[Records for the task]

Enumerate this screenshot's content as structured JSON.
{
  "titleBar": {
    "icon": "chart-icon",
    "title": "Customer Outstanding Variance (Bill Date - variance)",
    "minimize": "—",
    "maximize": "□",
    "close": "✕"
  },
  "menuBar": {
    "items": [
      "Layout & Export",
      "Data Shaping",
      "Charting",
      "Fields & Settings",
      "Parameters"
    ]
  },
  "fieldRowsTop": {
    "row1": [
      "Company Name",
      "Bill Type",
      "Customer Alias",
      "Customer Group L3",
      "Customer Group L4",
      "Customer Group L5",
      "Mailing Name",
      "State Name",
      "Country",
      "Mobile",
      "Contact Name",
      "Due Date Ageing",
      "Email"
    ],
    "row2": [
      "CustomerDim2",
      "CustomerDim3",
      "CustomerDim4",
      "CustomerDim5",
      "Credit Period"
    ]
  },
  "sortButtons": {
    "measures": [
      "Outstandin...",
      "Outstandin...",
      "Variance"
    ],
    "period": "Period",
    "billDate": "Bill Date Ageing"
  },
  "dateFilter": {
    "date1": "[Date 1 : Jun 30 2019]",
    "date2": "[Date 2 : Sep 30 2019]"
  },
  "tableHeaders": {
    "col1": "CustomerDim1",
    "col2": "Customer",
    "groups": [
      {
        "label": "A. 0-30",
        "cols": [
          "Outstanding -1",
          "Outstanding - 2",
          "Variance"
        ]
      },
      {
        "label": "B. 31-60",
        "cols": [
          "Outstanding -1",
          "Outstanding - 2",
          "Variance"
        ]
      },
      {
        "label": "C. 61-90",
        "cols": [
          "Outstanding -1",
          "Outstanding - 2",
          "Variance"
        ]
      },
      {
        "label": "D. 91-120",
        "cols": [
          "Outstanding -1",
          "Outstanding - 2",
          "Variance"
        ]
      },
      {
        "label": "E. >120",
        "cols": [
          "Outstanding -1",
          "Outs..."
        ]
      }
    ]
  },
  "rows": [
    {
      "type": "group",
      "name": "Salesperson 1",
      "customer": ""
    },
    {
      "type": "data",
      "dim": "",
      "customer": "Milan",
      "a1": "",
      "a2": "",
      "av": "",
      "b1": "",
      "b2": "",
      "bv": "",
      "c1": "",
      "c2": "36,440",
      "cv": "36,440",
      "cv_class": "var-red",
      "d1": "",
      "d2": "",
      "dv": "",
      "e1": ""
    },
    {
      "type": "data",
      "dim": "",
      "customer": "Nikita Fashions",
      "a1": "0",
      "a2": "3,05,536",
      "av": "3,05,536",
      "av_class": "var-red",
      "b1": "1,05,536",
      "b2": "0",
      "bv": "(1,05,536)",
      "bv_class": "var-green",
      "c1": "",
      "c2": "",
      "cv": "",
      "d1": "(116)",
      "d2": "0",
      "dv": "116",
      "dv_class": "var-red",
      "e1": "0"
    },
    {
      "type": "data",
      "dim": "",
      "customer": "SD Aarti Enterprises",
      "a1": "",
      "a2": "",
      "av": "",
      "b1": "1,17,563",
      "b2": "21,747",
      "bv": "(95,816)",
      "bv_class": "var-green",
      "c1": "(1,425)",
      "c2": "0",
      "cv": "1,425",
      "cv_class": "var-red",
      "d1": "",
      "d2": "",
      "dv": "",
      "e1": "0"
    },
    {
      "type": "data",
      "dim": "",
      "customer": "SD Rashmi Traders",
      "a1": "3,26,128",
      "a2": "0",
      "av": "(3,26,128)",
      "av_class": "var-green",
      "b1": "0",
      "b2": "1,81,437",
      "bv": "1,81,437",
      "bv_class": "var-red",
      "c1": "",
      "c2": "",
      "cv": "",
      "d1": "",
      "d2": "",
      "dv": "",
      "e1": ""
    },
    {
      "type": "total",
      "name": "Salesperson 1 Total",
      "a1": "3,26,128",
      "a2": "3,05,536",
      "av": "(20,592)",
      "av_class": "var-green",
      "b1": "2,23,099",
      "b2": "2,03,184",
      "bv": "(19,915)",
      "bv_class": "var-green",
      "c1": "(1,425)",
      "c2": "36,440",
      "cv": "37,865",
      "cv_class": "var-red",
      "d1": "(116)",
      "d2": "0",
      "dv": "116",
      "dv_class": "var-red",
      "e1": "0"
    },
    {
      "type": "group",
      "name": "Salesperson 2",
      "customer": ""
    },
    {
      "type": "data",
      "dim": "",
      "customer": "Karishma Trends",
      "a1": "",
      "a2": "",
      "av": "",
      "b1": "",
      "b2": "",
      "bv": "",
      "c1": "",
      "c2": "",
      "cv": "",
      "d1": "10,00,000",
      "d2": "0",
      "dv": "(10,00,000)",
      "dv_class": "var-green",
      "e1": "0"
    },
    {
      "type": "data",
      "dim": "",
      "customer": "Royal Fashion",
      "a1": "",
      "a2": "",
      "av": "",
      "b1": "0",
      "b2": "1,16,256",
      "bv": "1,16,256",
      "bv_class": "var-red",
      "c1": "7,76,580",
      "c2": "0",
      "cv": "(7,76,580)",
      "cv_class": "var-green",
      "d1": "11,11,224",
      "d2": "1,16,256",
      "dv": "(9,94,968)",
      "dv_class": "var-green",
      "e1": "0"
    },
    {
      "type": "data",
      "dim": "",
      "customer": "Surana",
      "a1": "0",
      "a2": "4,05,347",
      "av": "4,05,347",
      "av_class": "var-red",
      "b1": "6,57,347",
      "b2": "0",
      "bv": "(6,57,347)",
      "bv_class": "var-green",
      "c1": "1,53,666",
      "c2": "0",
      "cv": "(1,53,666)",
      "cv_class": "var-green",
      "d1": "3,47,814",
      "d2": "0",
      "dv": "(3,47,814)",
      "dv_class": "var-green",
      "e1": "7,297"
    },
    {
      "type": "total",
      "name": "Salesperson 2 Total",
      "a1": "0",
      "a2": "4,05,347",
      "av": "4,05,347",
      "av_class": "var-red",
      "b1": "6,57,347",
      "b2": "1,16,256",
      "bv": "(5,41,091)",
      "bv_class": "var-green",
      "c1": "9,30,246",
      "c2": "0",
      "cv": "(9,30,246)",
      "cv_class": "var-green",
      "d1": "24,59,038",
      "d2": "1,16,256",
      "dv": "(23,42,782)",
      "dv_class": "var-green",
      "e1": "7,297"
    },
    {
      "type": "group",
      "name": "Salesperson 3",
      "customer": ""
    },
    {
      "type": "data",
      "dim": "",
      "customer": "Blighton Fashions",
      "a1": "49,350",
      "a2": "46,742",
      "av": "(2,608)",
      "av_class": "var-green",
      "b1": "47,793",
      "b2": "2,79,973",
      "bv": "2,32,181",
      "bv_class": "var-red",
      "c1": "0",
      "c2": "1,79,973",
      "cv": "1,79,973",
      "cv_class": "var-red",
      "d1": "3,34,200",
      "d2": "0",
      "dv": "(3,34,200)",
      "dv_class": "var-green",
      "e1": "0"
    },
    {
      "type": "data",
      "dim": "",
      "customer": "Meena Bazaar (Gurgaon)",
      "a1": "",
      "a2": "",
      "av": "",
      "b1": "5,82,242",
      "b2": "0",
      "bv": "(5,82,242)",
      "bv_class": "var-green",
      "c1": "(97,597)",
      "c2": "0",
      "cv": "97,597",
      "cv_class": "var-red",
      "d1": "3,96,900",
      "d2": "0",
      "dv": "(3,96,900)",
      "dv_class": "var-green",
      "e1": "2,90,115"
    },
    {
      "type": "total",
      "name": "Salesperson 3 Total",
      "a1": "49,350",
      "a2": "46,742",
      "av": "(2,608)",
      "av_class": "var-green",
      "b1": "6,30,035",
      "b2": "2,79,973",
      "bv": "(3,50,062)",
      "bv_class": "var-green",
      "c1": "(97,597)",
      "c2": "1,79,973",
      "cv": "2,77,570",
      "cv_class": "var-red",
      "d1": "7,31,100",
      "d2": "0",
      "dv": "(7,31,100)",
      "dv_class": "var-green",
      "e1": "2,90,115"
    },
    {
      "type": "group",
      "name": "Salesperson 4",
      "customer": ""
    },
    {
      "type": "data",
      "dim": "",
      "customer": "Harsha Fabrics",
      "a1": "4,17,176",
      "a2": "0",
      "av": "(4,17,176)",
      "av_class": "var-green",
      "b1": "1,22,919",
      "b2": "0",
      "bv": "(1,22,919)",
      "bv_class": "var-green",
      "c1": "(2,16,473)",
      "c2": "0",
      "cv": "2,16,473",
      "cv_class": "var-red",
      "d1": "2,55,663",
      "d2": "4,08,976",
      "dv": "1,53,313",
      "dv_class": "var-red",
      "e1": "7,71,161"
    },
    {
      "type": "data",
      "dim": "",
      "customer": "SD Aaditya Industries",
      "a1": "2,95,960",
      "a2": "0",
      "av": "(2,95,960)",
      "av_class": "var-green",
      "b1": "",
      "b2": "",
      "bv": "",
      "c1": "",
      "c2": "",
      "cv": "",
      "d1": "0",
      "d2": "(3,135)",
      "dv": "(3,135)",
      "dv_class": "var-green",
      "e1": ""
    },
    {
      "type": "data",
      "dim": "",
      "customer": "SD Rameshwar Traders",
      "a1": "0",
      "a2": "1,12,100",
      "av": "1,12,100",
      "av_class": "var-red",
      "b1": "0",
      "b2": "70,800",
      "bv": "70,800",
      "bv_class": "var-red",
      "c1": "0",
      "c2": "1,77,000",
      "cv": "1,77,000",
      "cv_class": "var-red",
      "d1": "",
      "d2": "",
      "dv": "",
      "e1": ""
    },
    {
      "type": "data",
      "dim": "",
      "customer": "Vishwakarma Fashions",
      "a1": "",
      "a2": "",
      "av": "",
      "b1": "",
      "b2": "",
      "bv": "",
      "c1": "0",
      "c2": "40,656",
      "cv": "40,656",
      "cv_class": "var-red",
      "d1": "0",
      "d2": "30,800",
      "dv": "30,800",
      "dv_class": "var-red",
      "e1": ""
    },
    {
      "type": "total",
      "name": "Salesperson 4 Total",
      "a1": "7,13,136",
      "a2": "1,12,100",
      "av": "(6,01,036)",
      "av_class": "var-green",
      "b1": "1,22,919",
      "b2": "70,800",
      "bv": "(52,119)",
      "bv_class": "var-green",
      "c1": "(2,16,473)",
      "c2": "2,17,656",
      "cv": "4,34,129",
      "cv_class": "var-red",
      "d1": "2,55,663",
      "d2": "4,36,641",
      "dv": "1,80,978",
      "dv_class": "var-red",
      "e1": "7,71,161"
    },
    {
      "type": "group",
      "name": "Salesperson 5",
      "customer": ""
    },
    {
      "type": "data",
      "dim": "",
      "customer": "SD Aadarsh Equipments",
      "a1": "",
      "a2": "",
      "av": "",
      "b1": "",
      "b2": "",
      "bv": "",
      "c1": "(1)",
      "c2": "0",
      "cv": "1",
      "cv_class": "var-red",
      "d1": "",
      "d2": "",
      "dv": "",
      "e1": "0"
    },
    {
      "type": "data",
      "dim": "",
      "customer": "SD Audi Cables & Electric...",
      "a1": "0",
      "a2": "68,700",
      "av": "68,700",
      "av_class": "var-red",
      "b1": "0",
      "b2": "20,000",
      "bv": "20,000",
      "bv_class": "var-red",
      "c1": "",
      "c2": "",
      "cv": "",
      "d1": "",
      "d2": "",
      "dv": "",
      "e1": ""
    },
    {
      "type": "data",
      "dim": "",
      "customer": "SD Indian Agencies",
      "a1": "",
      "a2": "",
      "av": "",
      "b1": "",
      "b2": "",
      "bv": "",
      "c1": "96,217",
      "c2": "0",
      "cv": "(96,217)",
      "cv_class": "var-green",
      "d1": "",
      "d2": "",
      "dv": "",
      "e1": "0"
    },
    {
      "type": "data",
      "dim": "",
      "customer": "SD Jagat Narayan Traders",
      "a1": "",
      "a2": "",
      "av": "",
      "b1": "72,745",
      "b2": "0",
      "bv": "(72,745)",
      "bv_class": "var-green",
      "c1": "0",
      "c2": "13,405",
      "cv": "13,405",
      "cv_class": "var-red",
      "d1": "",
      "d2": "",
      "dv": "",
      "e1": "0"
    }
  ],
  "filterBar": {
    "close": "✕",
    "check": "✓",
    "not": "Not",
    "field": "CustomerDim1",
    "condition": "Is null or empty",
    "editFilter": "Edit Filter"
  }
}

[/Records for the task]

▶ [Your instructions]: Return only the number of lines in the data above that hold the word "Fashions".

▶ [Your solution]: 3